With all this talk of co-op, it's easy to forget that a single-player experience is available here, too. The developers have added an AI-controlled partner that will man (or dog, or cat) whichever station you direct them to. You simply point with the right stick and press Y to aim them toward whichever particular station you want them to use, and they go. They're usually quite decent at their task as well, although their expertise when it comes to using shields is pretty dire. The problem is that the extra responsibility of ordering your partner around tips the scales of manageability just a shade too far as you get further into the game.
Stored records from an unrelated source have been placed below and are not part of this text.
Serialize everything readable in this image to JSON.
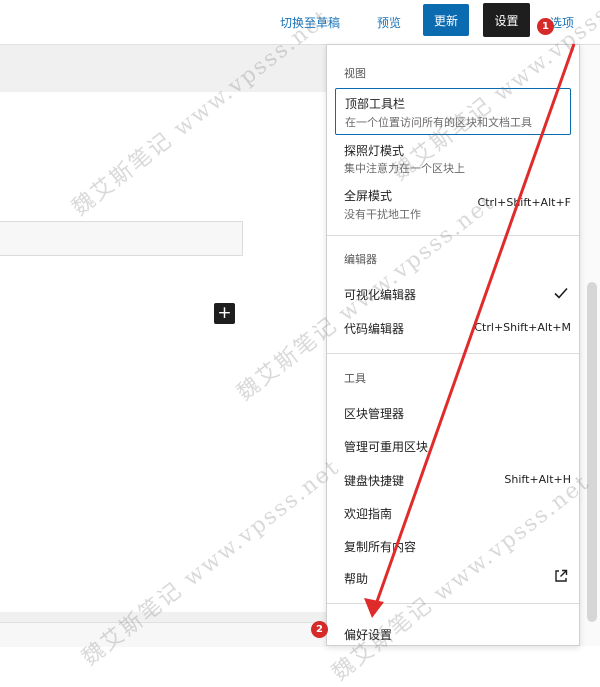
{
  "topbar": {
    "switch_draft": "切换至草稿",
    "preview": "预览",
    "update": "更新",
    "settings": "设置",
    "options": "选项"
  },
  "menu": {
    "view": {
      "heading": "视图",
      "items": [
        {
          "label": "顶部工具栏",
          "desc": "在一个位置访问所有的区块和文档工具"
        },
        {
          "label": "探照灯模式",
          "desc": "集中注意力在一个区块上"
        },
        {
          "label": "全屏模式",
          "desc": "没有干扰地工作",
          "shortcut": "Ctrl+Shift+Alt+F"
        }
      ]
    },
    "editor": {
      "heading": "编辑器",
      "items": [
        {
          "label": "可视化编辑器",
          "checked": true
        },
        {
          "label": "代码编辑器",
          "shortcut": "Ctrl+Shift+Alt+M"
        }
      ]
    },
    "tools": {
      "heading": "工具",
      "items": [
        {
          "label": "区块管理器"
        },
        {
          "label": "管理可重用区块"
        },
        {
          "label": "键盘快捷键",
          "shortcut": "Shift+Alt+H"
        },
        {
          "label": "欢迎指南"
        },
        {
          "label": "复制所有内容"
        },
        {
          "label": "帮助",
          "icon": "external-link-icon"
        }
      ]
    },
    "preferences": {
      "label": "偏好设置"
    }
  },
  "annotations": {
    "badge1": "1",
    "badge2": "2"
  },
  "watermark": {
    "cn": "魏艾斯笔记",
    "url": "www.vpsss.net"
  },
  "colors": {
    "accent": "#0b6bb0",
    "annotation": "#d62a2a",
    "dark": "#1e1e1e"
  },
  "editor_canvas": {
    "inserter_icon": "plus-icon"
  }
}
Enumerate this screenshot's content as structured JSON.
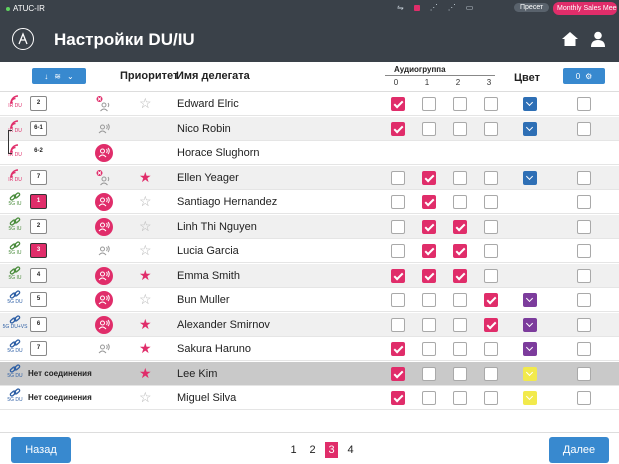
{
  "status_bar": {
    "system_name": "ATUC-IR",
    "preset_label": "Пресет",
    "meeting_label": "Monthly Sales Meeting ▾"
  },
  "header": {
    "title": "Настройки DU/IU"
  },
  "columns": {
    "priority": "Приоритет",
    "name": "Имя делегата",
    "audio_group": "Аудиогруппа",
    "groups": [
      "0",
      "1",
      "2",
      "3"
    ],
    "color": "Цвет",
    "count_label": "0"
  },
  "colors": {
    "accent": "#e02d6a",
    "button_blue": "#3889cf",
    "header_bg": "#3a4149",
    "color_blue": "#2e6fb5",
    "color_purple": "#7c3c9c",
    "color_yellow": "#f2ea4c"
  },
  "rows": [
    {
      "mic": "ir",
      "mic_label": "IR DU",
      "seat": "2",
      "speak": "muted",
      "star": false,
      "name": "Edward Elric",
      "groups": [
        true,
        false,
        false,
        false
      ],
      "color": "blue",
      "enabled": false
    },
    {
      "mic": "ir",
      "mic_label": "IR DU",
      "seat": "6-1",
      "speak": "off",
      "star": null,
      "name": "Nico Robin",
      "groups": [
        true,
        false,
        false,
        false
      ],
      "color": "blue",
      "enabled": false
    },
    {
      "mic": "ir",
      "mic_label": "IR DU",
      "seat": "6-2",
      "speak": "on",
      "star": null,
      "name": "Horace Slughorn",
      "groups": null,
      "color": null,
      "enabled": null
    },
    {
      "mic": "ir",
      "mic_label": "IR DU",
      "seat": "7",
      "speak": "muted",
      "star": true,
      "name": "Ellen Yeager",
      "groups": [
        false,
        true,
        false,
        false
      ],
      "color": "blue",
      "enabled": false
    },
    {
      "mic": "link",
      "mic_label": "5G IU",
      "seat": "1",
      "seat_active": true,
      "speak": "on",
      "star": false,
      "name": "Santiago Hernandez",
      "groups": [
        false,
        true,
        false,
        false
      ],
      "color": null,
      "enabled": false
    },
    {
      "mic": "link",
      "mic_label": "5G IU",
      "seat": "2",
      "speak": "on",
      "star": false,
      "name": "Linh Thi Nguyen",
      "groups": [
        false,
        true,
        true,
        false
      ],
      "color": null,
      "enabled": false
    },
    {
      "mic": "link",
      "mic_label": "5G IU",
      "seat": "3",
      "seat_active": true,
      "speak": "off",
      "star": false,
      "name": "Lucia Garcia",
      "groups": [
        false,
        true,
        true,
        false
      ],
      "color": null,
      "enabled": false
    },
    {
      "mic": "link",
      "mic_label": "5G IU",
      "seat": "4",
      "speak": "on",
      "star": true,
      "name": "Emma Smith",
      "groups": [
        true,
        true,
        true,
        false
      ],
      "color": null,
      "enabled": false
    },
    {
      "mic": "link2",
      "mic_label": "5G DU",
      "seat": "5",
      "speak": "on",
      "star": false,
      "name": "Bun Muller",
      "groups": [
        false,
        false,
        false,
        true
      ],
      "color": "purple",
      "enabled": false
    },
    {
      "mic": "link2",
      "mic_label": "5G DU+VS",
      "seat": "6",
      "speak": "on",
      "star": true,
      "name": "Alexander Smirnov",
      "groups": [
        false,
        false,
        false,
        true
      ],
      "color": "purple",
      "enabled": false
    },
    {
      "mic": "link2",
      "mic_label": "5G DU",
      "seat": "7",
      "speak": "off",
      "star": true,
      "name": "Sakura Haruno",
      "groups": [
        true,
        false,
        false,
        false
      ],
      "color": "purple",
      "enabled": false
    },
    {
      "mic": "link2",
      "mic_label": "5G DU",
      "no_connection": "Нет соединения",
      "speak": "none",
      "star": true,
      "name": "Lee Kim",
      "groups": [
        true,
        false,
        false,
        false
      ],
      "color": "yellow",
      "enabled": false,
      "disconnected": true
    },
    {
      "mic": "link2",
      "mic_label": "5G DU",
      "no_connection": "Нет соединения",
      "speak": "none",
      "star": false,
      "name": "Miguel Silva",
      "groups": [
        true,
        false,
        false,
        false
      ],
      "color": "yellow",
      "enabled": false
    }
  ],
  "pagination": {
    "pages": [
      "1",
      "2",
      "3",
      "4"
    ],
    "current": "3"
  },
  "footer": {
    "back_label": "Назад",
    "next_label": "Далее"
  }
}
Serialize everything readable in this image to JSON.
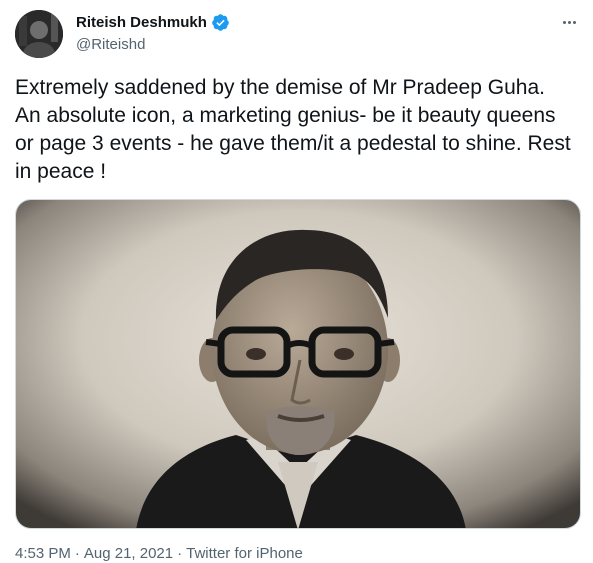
{
  "tweet": {
    "display_name": "Riteish Deshmukh",
    "handle": "@Riteishd",
    "verified": true,
    "text": "Extremely saddened by the demise of Mr Pradeep Guha. An absolute icon, a marketing genius- be it beauty queens or page 3 events - he gave them/it a pedestal to shine. Rest in peace !",
    "time": "4:53 PM",
    "separator": "·",
    "date": "Aug 21, 2021",
    "source": "Twitter for iPhone"
  },
  "icons": {
    "verified": "verified-badge-icon",
    "more": "more-options-icon"
  },
  "colors": {
    "verified_blue": "#1d9bf0",
    "secondary_text": "#536471",
    "primary_text": "#0f1419"
  }
}
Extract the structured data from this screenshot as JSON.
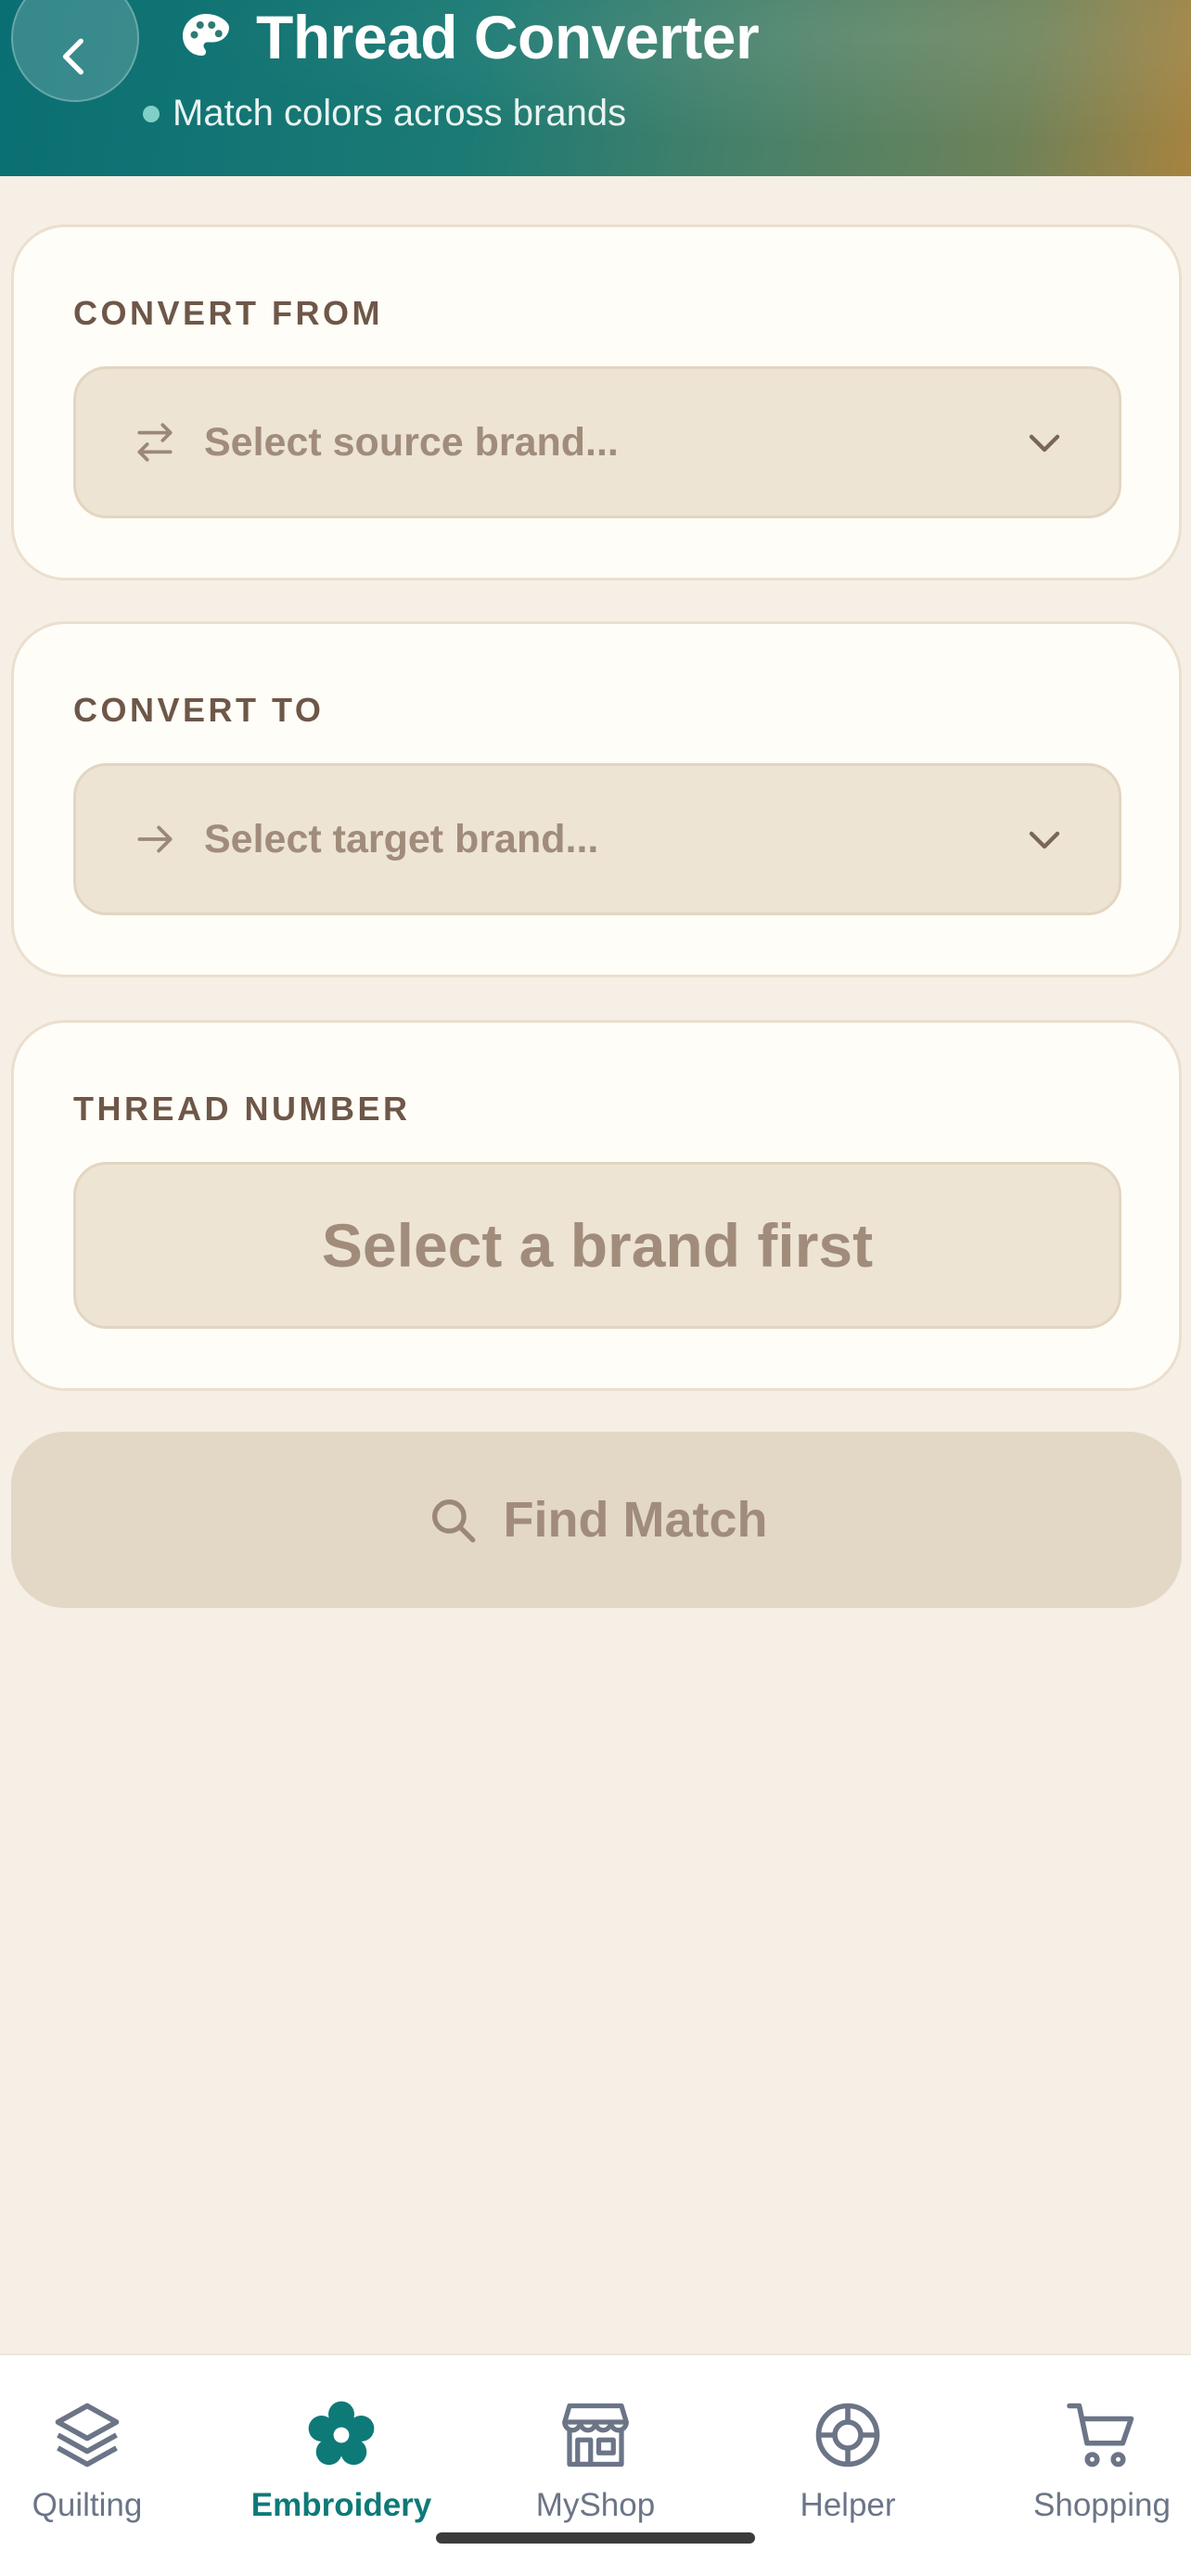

What was once overwhelming but fun becomes a flawed experience as you find that you're taking damage from five or six angles at once while steering the ship and commanding your AI compadre to please, PLEASE stop messing about with the shields and actually, maybe use them properly to prevent the inevitable death that lies before you. Not only that, but the flaws in a couple of the boss level designs are brought into stark relief when you have to play them over and over and over again as they take you down with cheap attack after cheap attack. Orion – the third boss – is especially nasty. There's no consideration given to the difficulty level when there's only a single player at the wheel – even if there is a "Casual" mode of play available, it's still overly punishing for one - and that's a real shame as it sadly means that Lovers in a Dangerous Spacetime is one that we can only wholeheartedly recommend for co-op play.
A lot of people will be fine with that because we have to stress that when we say "wholeheartedly recommend", we mean that you should almost definitely be considering a purchase if you ever even so much as think about taking on games in local co-op mode with a friend.
Asteroid Base have done a fine job with Lovers in a Dangerous Spacetime, providing that you're a co-op gamer. Single players will likely find that they enjoy things up until the game becomes too overwhelming. Still, as a whole, there's a lot to like here – including genuine innovation - and it's definitely something different.